What you should do: If a line of the records holds the word "icon", copy it out.

Task inputs:

"""

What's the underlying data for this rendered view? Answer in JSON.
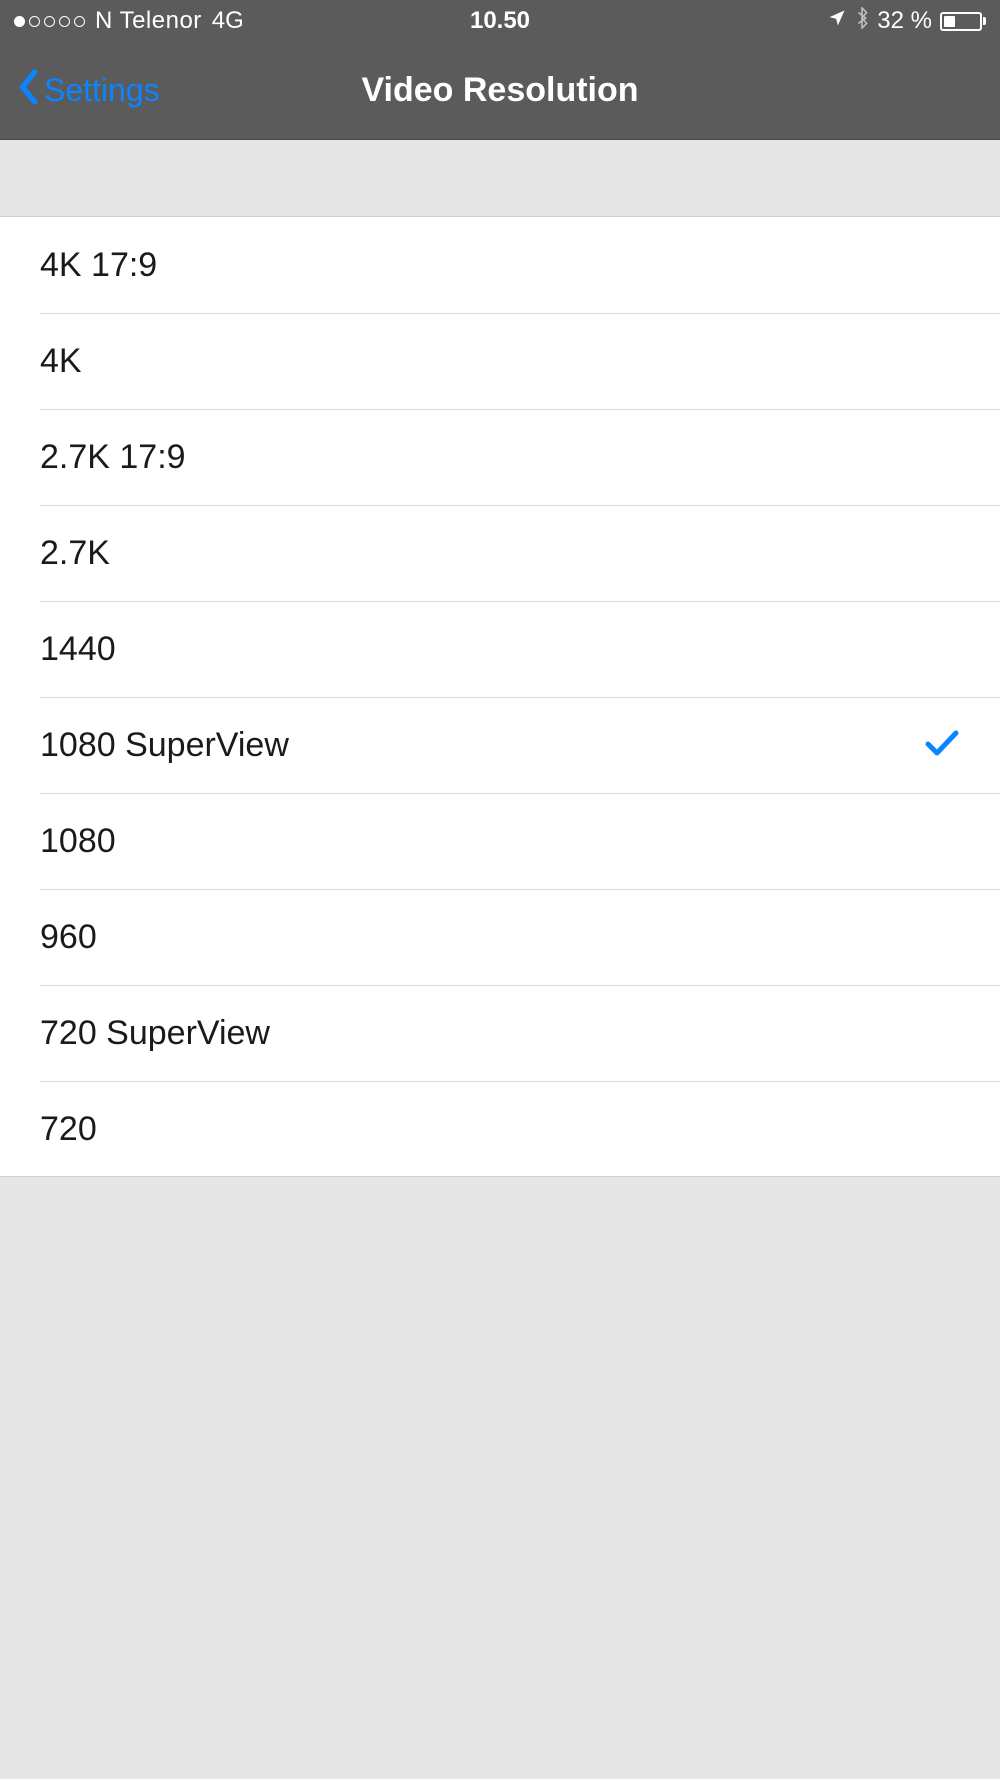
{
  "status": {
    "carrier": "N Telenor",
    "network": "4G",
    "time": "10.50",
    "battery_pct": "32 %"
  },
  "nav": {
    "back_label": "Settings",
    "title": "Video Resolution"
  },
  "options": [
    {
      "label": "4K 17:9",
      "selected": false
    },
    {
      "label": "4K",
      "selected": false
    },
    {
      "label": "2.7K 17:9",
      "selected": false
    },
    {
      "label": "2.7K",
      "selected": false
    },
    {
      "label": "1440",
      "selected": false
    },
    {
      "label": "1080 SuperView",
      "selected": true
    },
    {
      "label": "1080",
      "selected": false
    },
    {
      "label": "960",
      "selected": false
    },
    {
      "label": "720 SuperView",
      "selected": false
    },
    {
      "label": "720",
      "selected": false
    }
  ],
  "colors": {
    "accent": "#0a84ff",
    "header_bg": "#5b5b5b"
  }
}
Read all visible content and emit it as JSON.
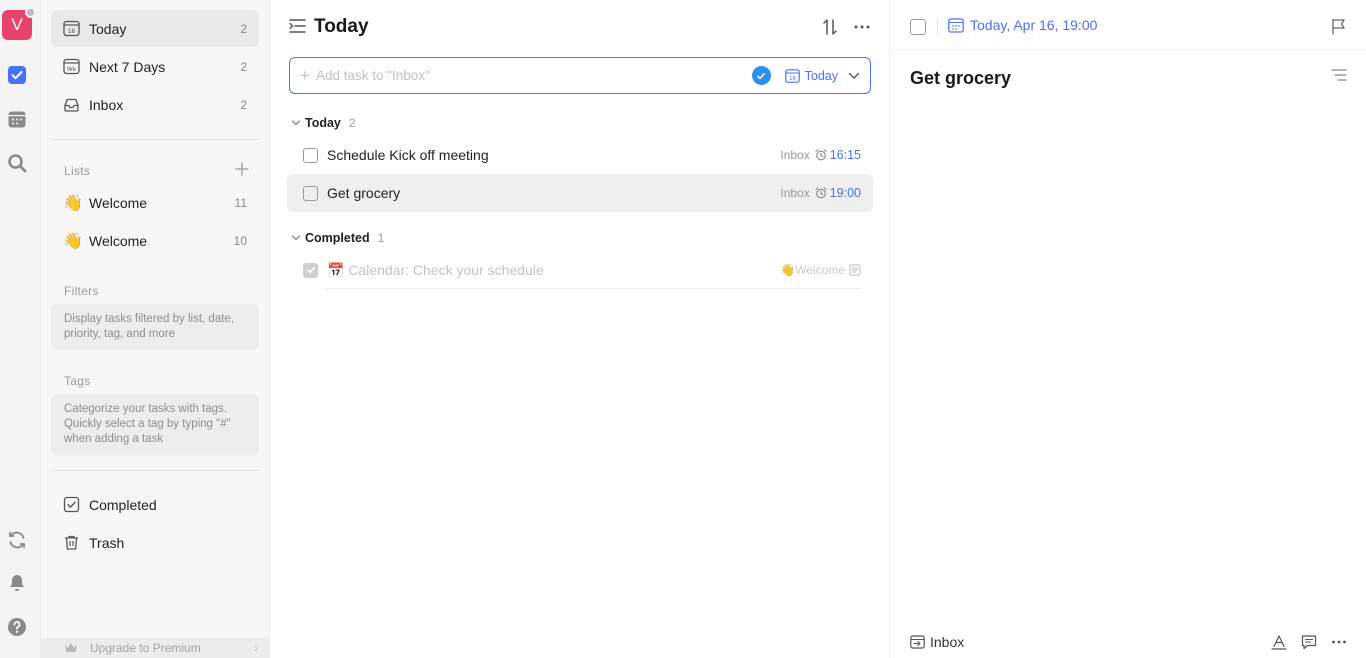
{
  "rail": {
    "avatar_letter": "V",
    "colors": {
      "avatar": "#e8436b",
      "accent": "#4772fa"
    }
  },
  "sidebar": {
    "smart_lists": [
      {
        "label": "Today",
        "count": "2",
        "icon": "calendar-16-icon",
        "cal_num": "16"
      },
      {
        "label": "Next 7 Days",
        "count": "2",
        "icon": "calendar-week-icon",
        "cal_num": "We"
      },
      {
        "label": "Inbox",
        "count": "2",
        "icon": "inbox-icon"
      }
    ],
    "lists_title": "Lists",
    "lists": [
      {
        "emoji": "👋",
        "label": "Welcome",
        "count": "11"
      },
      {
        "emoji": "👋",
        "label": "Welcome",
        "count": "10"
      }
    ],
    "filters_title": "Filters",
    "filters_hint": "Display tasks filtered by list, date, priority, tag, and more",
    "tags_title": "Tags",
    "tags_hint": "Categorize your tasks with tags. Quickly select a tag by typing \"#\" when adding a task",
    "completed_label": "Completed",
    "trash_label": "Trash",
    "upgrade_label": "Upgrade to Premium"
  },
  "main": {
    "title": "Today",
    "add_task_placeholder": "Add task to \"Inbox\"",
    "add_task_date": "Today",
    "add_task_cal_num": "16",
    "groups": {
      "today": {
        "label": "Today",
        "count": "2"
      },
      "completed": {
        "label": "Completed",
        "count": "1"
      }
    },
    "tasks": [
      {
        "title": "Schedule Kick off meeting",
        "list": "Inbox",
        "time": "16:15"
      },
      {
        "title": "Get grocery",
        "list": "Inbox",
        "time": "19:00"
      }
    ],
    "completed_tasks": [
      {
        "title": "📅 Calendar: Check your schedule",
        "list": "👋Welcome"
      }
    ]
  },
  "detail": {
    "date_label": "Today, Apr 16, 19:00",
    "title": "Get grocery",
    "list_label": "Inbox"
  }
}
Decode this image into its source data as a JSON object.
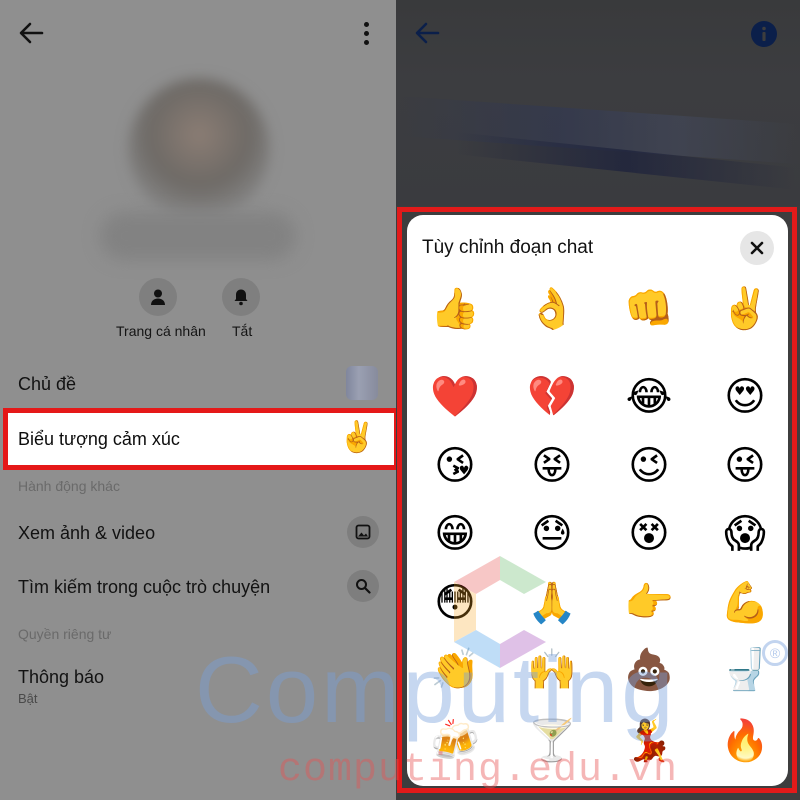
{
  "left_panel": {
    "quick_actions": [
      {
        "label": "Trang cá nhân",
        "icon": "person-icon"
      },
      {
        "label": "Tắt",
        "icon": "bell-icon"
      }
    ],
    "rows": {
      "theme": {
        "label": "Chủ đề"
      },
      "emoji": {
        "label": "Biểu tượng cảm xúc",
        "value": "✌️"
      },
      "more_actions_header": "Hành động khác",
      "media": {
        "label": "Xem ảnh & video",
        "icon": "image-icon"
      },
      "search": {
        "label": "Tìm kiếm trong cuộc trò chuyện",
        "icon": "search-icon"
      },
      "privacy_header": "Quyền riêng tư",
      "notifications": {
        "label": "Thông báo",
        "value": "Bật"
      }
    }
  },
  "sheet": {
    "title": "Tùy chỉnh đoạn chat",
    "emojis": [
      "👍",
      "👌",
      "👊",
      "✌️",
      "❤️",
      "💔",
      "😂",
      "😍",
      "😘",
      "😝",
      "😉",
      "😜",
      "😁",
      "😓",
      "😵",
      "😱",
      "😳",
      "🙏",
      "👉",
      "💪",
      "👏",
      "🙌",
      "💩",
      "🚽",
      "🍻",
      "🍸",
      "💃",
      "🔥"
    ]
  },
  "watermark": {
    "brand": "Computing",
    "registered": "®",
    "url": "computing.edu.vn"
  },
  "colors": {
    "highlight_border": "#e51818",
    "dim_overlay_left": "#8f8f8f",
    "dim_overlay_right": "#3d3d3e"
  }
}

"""

Solution to this problem:
        "icon": "calendar-16-icon",
        "icon": "calendar-week-icon",
        "icon": "inbox-icon"
        "icon": "person-icon"
        "icon": "bell-icon"
        "icon": "image-icon"
        "icon": "search-icon"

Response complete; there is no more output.